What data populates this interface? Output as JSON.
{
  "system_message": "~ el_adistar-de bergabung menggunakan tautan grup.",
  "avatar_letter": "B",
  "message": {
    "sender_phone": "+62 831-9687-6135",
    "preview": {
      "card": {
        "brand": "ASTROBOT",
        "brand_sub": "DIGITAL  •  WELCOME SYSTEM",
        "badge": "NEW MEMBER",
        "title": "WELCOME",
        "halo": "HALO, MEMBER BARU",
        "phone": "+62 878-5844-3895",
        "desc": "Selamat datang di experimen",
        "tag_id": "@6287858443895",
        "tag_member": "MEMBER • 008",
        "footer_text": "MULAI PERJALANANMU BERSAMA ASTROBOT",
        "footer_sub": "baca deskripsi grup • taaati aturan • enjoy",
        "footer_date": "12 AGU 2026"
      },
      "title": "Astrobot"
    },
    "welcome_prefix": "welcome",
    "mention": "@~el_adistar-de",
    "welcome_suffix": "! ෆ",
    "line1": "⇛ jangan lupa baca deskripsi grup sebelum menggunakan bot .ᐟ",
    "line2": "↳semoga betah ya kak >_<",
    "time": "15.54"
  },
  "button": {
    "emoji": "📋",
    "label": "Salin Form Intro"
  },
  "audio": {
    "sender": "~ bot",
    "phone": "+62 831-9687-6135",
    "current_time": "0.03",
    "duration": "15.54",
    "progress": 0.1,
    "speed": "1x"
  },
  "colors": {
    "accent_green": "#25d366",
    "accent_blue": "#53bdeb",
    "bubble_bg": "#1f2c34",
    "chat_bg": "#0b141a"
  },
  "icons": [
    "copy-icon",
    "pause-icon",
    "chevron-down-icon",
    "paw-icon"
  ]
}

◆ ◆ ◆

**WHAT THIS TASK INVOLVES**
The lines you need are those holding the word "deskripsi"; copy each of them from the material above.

**SOLUTION TO THE EXERCISE**
        "footer_sub": "baca deskripsi grup • taaati aturan • enjoy",
    "line1": "⇛ jangan lupa baca deskripsi grup sebelum menggunakan bot .ᐟ",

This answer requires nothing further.